• **Problem details**
Collect each line of the entries that holds the string "total".

[Component data from apps and pages]

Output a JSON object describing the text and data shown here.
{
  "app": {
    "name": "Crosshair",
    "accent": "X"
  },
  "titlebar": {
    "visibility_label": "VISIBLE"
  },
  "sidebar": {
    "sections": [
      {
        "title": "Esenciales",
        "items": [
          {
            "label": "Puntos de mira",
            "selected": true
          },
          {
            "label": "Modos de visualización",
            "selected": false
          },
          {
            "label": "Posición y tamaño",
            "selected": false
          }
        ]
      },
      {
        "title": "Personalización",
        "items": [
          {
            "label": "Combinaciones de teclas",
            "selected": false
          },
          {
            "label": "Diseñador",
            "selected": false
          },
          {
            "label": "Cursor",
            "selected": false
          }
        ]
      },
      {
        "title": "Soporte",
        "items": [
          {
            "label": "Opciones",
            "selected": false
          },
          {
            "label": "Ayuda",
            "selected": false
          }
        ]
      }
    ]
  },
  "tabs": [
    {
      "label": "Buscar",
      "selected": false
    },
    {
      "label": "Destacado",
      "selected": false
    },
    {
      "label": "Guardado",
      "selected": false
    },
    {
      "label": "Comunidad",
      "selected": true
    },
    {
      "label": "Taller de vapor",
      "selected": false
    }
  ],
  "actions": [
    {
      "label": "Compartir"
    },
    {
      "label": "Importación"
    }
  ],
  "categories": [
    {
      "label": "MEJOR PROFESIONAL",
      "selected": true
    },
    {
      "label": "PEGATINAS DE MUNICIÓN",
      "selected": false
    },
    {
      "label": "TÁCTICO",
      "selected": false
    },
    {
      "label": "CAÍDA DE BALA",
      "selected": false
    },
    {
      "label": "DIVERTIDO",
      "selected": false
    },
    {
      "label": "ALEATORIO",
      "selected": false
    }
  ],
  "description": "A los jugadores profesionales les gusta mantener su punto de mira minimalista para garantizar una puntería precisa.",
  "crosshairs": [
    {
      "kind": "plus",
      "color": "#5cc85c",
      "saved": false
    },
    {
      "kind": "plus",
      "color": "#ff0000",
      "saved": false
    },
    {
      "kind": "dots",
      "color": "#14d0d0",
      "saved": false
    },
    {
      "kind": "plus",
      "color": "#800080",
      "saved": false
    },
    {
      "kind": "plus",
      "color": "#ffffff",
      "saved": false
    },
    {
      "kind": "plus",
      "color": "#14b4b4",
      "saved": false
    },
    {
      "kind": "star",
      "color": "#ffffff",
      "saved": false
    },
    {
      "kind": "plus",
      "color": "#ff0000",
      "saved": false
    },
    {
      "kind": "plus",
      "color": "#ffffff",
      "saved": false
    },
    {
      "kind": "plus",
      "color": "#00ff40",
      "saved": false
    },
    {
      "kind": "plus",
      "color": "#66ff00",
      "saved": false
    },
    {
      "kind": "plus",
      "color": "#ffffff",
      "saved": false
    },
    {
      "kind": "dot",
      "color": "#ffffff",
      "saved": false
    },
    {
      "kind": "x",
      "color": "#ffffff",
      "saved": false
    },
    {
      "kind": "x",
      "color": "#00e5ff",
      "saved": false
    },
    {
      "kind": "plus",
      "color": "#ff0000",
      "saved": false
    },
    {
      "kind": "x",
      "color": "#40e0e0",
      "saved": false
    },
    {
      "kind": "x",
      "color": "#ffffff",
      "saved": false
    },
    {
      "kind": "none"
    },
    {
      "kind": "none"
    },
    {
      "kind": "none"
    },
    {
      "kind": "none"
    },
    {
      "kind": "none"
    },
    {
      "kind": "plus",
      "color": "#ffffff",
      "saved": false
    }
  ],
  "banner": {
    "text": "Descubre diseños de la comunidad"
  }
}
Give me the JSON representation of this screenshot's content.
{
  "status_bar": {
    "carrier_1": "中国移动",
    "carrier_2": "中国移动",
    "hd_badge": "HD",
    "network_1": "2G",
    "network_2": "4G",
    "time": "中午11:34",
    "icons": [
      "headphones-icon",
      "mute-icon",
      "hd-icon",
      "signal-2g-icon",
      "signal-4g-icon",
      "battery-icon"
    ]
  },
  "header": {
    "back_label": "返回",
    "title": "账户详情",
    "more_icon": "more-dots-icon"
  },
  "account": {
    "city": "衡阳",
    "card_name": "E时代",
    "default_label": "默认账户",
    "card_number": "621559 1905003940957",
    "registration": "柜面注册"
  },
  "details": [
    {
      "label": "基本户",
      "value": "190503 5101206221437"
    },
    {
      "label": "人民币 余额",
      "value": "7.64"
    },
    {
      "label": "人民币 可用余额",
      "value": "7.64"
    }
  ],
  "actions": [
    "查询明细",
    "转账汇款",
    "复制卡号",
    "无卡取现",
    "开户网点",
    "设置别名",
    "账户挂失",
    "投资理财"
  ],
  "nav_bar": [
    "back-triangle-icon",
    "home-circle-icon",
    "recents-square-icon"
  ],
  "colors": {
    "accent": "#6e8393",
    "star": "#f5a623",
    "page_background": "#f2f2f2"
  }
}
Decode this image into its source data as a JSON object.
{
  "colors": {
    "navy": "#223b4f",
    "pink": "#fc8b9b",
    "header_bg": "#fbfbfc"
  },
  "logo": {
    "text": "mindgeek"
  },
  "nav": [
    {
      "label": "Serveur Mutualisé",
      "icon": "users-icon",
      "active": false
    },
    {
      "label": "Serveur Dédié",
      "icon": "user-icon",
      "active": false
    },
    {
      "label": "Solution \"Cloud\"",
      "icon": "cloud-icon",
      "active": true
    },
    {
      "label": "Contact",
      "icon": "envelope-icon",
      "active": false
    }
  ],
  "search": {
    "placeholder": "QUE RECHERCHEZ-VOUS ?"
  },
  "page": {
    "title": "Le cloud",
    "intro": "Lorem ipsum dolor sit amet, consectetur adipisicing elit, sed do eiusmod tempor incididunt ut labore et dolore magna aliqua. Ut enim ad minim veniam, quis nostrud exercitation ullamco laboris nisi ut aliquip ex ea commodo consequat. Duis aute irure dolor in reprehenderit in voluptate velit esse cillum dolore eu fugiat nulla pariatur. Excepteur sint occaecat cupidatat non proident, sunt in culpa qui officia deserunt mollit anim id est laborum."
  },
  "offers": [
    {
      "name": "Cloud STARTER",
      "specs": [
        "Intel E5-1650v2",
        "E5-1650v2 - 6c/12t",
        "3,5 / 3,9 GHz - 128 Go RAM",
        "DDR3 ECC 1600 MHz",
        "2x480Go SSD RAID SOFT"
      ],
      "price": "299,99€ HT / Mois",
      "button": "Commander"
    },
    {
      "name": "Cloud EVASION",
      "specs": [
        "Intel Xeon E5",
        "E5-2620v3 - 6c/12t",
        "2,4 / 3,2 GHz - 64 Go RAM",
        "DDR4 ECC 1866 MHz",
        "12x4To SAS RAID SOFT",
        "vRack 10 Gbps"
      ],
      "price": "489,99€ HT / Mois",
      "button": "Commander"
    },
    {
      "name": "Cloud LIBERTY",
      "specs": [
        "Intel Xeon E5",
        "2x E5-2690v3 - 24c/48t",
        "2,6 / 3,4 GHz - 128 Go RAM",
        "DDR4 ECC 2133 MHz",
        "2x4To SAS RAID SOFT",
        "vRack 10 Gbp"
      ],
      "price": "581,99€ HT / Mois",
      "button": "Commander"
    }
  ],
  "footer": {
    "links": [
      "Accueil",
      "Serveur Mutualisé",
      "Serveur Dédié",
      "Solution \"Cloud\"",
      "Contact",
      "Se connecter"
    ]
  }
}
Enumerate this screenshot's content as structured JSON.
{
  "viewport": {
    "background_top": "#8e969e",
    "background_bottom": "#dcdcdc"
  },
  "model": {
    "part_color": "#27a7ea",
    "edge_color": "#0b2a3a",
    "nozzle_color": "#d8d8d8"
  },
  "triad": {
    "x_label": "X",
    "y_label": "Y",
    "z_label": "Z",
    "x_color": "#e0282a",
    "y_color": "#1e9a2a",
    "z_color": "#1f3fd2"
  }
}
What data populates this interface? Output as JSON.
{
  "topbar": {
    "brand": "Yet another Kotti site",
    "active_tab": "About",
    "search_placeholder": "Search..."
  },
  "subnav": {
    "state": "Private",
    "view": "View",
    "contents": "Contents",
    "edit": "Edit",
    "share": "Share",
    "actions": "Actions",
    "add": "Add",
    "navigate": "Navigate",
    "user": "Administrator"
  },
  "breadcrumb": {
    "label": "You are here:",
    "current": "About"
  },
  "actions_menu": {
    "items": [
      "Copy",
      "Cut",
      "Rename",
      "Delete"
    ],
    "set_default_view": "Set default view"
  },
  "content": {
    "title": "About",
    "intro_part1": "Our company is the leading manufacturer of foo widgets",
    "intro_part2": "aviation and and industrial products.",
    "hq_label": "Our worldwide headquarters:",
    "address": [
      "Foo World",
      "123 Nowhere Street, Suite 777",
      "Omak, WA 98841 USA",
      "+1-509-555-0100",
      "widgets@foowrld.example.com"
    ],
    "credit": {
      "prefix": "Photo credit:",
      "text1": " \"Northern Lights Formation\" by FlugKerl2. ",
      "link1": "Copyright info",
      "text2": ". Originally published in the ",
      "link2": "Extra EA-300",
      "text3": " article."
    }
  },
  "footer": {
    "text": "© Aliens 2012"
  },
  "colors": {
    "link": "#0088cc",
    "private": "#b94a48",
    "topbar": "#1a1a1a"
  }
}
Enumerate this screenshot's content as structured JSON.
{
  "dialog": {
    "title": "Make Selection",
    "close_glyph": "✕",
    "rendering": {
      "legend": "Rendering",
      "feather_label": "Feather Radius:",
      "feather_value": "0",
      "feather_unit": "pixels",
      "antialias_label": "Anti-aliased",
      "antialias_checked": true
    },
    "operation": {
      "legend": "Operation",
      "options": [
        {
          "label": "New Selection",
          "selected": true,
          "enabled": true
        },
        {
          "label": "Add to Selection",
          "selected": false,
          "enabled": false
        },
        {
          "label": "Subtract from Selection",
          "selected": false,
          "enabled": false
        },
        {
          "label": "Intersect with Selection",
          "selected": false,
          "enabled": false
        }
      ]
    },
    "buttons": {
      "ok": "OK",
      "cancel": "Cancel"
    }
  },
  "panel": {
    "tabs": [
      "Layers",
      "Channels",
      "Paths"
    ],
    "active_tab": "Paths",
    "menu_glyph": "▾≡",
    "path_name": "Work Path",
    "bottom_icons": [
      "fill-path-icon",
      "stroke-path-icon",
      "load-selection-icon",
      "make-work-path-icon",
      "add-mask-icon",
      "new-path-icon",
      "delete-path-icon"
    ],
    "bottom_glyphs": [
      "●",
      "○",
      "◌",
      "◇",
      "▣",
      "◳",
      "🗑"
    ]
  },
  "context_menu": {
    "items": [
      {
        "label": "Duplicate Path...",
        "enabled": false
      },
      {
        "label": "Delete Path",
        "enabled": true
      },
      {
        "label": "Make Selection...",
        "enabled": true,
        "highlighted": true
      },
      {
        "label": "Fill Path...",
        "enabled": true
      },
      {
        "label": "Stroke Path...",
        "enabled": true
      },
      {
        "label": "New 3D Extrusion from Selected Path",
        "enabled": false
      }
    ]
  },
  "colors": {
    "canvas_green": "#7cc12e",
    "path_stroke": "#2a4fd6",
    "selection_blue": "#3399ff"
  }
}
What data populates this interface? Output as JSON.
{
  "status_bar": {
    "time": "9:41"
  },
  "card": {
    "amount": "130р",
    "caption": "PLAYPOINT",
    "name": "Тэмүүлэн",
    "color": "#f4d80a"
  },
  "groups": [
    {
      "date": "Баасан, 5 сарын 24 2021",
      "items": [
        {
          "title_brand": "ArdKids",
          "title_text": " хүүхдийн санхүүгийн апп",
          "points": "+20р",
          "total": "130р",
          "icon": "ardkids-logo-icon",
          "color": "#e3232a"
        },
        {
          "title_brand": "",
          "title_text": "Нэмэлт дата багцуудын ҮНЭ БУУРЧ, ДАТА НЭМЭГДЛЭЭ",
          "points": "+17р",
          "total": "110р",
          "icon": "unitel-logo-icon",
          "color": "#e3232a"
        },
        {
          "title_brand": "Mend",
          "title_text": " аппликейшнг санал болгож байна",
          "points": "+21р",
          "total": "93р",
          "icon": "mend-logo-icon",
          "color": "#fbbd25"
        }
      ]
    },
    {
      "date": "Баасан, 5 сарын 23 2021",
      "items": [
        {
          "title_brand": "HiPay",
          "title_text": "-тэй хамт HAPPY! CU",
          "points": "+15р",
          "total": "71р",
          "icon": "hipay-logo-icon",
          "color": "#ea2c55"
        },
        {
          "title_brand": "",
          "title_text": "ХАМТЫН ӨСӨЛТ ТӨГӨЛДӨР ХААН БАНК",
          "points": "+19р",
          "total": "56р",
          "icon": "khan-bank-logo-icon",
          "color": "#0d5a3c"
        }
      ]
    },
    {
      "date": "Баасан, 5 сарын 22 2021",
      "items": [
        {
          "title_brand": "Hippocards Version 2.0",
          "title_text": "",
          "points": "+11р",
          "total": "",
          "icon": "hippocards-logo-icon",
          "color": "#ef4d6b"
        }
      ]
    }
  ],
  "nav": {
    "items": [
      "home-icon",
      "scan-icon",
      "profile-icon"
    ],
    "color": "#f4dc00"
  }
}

• **Exercise answer**
          "total": "130р",
          "total": "110р",
          "total": "93р",
          "total": "71р",
          "total": "56р",
          "total": "",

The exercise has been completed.